Task objective » "bache" is the word to look for; say how many lines of the listing below contain it, and nothing else.

Data to examine »
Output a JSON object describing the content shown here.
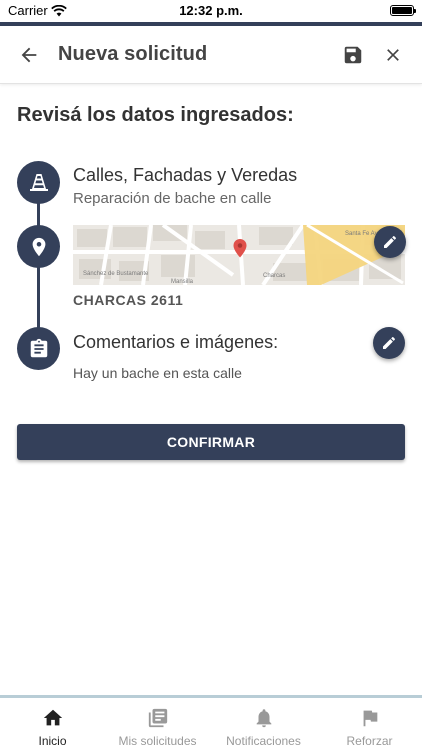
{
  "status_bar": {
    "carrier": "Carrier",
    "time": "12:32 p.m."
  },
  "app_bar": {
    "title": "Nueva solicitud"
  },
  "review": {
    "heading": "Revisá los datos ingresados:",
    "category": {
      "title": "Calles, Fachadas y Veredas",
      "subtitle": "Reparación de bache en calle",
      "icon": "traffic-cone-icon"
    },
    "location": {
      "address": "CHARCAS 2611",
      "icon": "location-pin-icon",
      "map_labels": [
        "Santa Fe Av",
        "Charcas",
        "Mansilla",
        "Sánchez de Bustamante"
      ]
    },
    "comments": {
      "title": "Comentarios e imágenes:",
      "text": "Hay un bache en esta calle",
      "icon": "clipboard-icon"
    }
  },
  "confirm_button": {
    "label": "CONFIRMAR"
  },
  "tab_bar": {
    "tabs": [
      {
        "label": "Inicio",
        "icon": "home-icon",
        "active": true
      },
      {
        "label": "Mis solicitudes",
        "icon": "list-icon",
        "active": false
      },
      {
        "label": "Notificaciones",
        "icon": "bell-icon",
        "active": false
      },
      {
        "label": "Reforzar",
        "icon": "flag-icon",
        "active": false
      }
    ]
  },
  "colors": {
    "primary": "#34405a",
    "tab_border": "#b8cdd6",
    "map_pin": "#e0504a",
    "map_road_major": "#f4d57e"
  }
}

Answer space » 2